Give an exact copy of the data that follows.

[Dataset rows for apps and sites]
##########

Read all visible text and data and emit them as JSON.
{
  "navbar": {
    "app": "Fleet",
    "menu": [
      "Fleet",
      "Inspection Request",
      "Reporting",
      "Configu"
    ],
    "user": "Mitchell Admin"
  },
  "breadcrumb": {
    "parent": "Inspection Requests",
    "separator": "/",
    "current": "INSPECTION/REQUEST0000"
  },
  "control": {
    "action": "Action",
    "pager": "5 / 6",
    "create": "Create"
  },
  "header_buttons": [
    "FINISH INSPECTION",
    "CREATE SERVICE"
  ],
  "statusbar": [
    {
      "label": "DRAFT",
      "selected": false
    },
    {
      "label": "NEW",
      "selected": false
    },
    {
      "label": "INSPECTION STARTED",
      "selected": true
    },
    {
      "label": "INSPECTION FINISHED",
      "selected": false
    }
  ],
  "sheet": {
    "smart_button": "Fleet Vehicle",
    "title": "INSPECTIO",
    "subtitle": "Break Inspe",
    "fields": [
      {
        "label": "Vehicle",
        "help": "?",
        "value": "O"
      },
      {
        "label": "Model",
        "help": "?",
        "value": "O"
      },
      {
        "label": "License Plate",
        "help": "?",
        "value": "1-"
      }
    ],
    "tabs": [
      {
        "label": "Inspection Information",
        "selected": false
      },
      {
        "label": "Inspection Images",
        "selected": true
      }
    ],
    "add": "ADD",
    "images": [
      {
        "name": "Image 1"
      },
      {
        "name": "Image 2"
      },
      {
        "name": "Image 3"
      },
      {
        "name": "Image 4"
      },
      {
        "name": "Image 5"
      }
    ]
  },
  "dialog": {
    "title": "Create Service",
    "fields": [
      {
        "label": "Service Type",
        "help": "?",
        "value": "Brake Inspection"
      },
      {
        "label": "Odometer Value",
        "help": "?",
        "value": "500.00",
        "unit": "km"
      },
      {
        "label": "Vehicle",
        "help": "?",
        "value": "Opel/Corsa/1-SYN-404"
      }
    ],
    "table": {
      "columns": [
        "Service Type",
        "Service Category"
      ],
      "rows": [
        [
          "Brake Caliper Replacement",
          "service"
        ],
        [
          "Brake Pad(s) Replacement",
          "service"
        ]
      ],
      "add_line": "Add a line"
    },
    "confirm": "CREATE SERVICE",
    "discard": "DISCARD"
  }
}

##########

» Response to the task:
Read all visible text and data and emit them as JSON.
{
  "navbar": {
    "app": "Fleet",
    "menu": [
      "Fleet",
      "Inspection Request",
      "Reporting",
      "Configu"
    ],
    "user": "Mitchell Admin"
  },
  "breadcrumb": {
    "parent": "Inspection Requests",
    "separator": "/",
    "current": "INSPECTION/REQUEST0000"
  },
  "control": {
    "action": "Action",
    "pager": "5 / 6",
    "create": "Create"
  },
  "header_buttons": [
    "FINISH INSPECTION",
    "CREATE SERVICE"
  ],
  "statusbar": [
    {
      "label": "DRAFT",
      "selected": false
    },
    {
      "label": "NEW",
      "selected": false
    },
    {
      "label": "INSPECTION STARTED",
      "selected": true
    },
    {
      "label": "INSPECTION FINISHED",
      "selected": false
    }
  ],
  "sheet": {
    "smart_button": "Fleet Vehicle",
    "title": "INSPECTIO",
    "subtitle": "Break Inspe",
    "fields": [
      {
        "label": "Vehicle",
        "help": "?",
        "value": "O"
      },
      {
        "label": "Model",
        "help": "?",
        "value": "O"
      },
      {
        "label": "License Plate",
        "help": "?",
        "value": "1-"
      }
    ],
    "tabs": [
      {
        "label": "Inspection Information",
        "selected": false
      },
      {
        "label": "Inspection Images",
        "selected": true
      }
    ],
    "add": "ADD",
    "images": [
      {
        "name": "Image 1"
      },
      {
        "name": "Image 2"
      },
      {
        "name": "Image 3"
      },
      {
        "name": "Image 4"
      },
      {
        "name": "Image 5"
      }
    ]
  },
  "dialog": {
    "title": "Create Service",
    "fields": [
      {
        "label": "Service Type",
        "help": "?",
        "value": "Brake Inspection"
      },
      {
        "label": "Odometer Value",
        "help": "?",
        "value": "500.00",
        "unit": "km"
      },
      {
        "label": "Vehicle",
        "help": "?",
        "value": "Opel/Corsa/1-SYN-404"
      }
    ],
    "table": {
      "columns": [
        "Service Type",
        "Service Category"
      ],
      "rows": [
        [
          "Brake Caliper Replacement",
          "service"
        ],
        [
          "Brake Pad(s) Replacement",
          "service"
        ]
      ],
      "add_line": "Add a line"
    },
    "confirm": "CREATE SERVICE",
    "discard": "DISCARD"
  }
}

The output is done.